Series 11

Series 12

Series 13

Series 18

Series 21

Series 22

EditionsComposersNew EditionsOrderAbout GirolamoContactHome

G 12.014 CoverPietro degli Antonii (1639–1720)
Opus 5 (Bologna 1686)
Vol. I: Sonatas 1 and 2

for alto recorder and basso continuo
Edited by Franz Müller-Busch
Realization of the thorough bass by Eckhart Kuper

Girolamo G 12.014, score and 2 parts, € 14,00
ISMN 979-0-50084-027-5

sample page

G 12.013 G 12.015




The two sonatas presented here are Nos. 1 and 2 from the print that appeared in 1686 and is entitled:

Suonate / A Violino Solo / Con il Basso Continuo per l’ Organo /
consecrate / all’ altezza serenissima di / Francesco secondo / Duca di Modona, Reggio, &c. /
da Pietro degl’ Antonii / Maestro di Capella nella Basilica di S. Stefano di Bo- /
logna, & Accademico Filaschise, e Filarmonico / Opera Quinta. /
in Bologna, MDCLXXXVI. / Per Giacomo Monti. Con licenza de’ Superiori. /
Si vendono da Marino Silvani, all’ Insegna del Violino.

For this edition a draft was used that is kept in the Civico Museo Bibliografico Musicale di Bologna.

Both sonatas have been left in their original key.
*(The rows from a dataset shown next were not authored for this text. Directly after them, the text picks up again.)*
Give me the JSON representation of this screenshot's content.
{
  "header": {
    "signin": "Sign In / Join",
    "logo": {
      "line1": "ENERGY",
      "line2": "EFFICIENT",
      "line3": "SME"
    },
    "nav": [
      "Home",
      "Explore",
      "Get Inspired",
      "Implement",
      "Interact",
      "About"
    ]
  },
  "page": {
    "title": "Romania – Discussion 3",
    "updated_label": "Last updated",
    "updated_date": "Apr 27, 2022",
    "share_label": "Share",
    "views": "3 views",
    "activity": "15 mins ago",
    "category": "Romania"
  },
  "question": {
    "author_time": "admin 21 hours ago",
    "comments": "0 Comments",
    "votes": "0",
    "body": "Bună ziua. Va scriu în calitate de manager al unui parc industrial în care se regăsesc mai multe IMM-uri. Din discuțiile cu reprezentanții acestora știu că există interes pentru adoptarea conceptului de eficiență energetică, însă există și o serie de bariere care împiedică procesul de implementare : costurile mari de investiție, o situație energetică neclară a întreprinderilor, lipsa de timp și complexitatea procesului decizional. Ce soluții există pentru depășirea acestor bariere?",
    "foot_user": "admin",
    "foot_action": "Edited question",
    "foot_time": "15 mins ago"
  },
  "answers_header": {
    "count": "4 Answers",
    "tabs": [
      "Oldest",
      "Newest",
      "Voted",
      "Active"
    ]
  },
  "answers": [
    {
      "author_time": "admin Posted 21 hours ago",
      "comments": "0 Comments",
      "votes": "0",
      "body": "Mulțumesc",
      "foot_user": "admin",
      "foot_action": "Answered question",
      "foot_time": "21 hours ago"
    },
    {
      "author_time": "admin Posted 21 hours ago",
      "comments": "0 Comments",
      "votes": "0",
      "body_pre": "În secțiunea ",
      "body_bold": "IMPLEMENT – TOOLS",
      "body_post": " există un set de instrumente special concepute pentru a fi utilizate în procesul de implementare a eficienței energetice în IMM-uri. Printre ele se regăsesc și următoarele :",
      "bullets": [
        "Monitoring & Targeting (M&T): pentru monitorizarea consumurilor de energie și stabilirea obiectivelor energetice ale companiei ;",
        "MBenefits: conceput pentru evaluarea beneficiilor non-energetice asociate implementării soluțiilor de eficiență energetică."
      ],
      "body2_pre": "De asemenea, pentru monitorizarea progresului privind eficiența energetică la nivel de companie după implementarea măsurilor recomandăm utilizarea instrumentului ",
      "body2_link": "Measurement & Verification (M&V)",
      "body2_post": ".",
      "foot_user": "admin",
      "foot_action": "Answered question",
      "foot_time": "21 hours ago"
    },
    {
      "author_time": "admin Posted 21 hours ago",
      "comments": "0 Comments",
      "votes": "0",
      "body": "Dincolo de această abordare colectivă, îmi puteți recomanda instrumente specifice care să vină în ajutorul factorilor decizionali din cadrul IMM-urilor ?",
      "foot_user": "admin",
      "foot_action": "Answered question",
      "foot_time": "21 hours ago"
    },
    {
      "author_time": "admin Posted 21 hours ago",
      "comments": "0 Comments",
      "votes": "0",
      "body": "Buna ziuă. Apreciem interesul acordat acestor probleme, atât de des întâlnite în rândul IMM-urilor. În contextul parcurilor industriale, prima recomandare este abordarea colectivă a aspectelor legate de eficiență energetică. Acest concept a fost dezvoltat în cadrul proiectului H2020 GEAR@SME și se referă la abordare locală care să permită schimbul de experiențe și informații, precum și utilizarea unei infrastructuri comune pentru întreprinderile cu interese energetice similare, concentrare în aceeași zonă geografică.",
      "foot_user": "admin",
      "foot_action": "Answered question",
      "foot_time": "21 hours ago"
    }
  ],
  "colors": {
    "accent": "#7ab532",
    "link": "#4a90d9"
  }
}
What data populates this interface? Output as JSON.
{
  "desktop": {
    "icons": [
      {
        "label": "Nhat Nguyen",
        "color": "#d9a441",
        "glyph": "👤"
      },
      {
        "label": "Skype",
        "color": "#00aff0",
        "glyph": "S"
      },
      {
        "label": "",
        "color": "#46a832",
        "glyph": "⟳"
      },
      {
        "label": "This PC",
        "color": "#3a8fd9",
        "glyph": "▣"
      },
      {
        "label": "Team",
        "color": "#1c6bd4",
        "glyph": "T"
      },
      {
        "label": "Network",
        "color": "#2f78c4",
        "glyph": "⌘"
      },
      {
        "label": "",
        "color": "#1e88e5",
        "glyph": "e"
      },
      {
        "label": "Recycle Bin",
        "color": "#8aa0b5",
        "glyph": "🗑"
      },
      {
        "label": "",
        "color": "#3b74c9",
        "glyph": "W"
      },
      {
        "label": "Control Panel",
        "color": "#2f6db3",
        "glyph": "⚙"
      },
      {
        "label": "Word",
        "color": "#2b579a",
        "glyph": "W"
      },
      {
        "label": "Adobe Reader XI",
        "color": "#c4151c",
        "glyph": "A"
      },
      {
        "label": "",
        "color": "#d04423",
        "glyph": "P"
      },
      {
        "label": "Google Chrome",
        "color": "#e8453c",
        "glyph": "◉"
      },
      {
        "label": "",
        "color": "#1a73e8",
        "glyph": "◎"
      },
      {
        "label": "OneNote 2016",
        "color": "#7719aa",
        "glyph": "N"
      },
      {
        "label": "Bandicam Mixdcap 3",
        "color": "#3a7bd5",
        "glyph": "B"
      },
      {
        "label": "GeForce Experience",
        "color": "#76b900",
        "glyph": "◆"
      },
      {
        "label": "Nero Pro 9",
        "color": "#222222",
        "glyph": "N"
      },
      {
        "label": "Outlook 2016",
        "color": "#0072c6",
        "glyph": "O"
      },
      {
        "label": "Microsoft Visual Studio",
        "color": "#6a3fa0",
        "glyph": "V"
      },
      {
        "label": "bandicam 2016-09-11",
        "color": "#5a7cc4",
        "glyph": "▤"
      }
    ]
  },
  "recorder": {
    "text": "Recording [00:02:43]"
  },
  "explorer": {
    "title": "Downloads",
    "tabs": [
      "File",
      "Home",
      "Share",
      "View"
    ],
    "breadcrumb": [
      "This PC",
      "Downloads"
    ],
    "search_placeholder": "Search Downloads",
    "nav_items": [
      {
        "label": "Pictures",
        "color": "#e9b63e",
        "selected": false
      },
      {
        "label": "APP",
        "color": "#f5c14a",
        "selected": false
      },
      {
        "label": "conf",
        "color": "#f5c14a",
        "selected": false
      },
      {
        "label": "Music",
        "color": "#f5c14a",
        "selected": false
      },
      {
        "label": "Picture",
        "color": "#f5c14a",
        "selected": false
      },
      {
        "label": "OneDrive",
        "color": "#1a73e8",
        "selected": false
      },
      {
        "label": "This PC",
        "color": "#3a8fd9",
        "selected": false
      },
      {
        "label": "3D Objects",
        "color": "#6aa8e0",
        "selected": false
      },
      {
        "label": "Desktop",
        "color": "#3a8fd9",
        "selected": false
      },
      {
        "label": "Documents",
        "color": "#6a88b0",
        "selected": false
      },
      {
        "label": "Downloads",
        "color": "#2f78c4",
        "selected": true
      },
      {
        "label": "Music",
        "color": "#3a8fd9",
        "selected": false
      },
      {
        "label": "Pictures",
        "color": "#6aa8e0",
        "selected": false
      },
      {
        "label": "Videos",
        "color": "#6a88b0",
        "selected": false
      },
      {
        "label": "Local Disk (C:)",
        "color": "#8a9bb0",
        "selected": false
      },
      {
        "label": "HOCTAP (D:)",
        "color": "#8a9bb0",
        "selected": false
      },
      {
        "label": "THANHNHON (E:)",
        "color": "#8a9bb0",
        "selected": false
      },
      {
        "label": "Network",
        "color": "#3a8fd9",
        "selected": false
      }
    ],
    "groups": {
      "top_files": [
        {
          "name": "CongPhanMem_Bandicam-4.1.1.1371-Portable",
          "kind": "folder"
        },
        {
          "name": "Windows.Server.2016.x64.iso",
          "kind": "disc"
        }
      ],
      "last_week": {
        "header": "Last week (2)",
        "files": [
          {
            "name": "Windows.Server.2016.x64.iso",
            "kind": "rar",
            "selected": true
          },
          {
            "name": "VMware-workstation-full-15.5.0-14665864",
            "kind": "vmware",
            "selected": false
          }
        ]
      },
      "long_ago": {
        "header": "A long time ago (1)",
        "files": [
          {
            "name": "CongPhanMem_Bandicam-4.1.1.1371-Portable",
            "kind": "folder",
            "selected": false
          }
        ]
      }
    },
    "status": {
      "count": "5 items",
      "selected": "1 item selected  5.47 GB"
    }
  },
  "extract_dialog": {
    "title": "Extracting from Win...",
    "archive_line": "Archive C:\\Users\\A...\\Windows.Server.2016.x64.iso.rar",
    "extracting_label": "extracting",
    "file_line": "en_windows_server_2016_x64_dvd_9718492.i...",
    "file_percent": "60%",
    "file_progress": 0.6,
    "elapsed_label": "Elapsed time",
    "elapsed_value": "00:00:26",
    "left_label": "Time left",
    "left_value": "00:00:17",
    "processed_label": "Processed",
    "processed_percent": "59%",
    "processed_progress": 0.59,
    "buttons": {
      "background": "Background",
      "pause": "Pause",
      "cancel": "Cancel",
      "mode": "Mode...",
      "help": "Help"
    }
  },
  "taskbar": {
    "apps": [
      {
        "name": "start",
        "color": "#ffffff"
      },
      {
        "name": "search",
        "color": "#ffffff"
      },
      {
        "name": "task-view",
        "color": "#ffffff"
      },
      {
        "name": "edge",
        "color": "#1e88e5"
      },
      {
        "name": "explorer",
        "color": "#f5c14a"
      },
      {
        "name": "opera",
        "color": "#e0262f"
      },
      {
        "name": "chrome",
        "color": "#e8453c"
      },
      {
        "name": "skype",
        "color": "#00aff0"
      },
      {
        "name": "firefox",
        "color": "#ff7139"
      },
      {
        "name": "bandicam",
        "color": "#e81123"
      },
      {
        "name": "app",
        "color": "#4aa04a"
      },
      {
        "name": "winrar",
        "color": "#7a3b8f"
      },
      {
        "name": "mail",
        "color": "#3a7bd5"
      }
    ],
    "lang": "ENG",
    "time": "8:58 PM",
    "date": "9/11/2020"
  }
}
Just one lengthier passage and two single tones had to be transposed upwards to accommodate the tone range of the treble recorder. This is indicated by the brackets. Barlines and accidentals have been added according to modern use and printing errors discreetly corrected. All other additions made by the editor have been indicated.

Pietro degli Antonii was born in 1648 in Bologna, where he led a rather ordinary life as a musician with appointments as maestro di capella in various churches as well as being a member and for several times chairman of the “Accademia Filarmonica”. Degli Antonii died in 1720 in his native town.

The general development in sonata form becomes apparent if we compare these two sonatas with the sonatas for identical instruments which Antonii published under op. 4, ten years earlier. The separate sections have become longer and more clearly distinct from one another through contrasting tempi. The former equality of the upper voice and bass, achieved by the imitative handling of the thematic material in both voices, has been abandoned. The bass now has a much more subordinate, purely accompanying function. A few of the sonatas contained in op. 5 have preserved the older, counterpoint-like style. This applies for instance to the second of the sonatas published here.

It is clear from the title of the original publication that Antonii intended the continuo part to be played on the organ, which undoubtedly makes sense too if the upper voice is played by a treble recorder. However, there is no reason why the continuo should not be played by a harpsichord, lute and/or other instruments, depending on circumstances and availability.

Translation: John Whybrow

Freiburg, January 2000, Franz Müller-Busch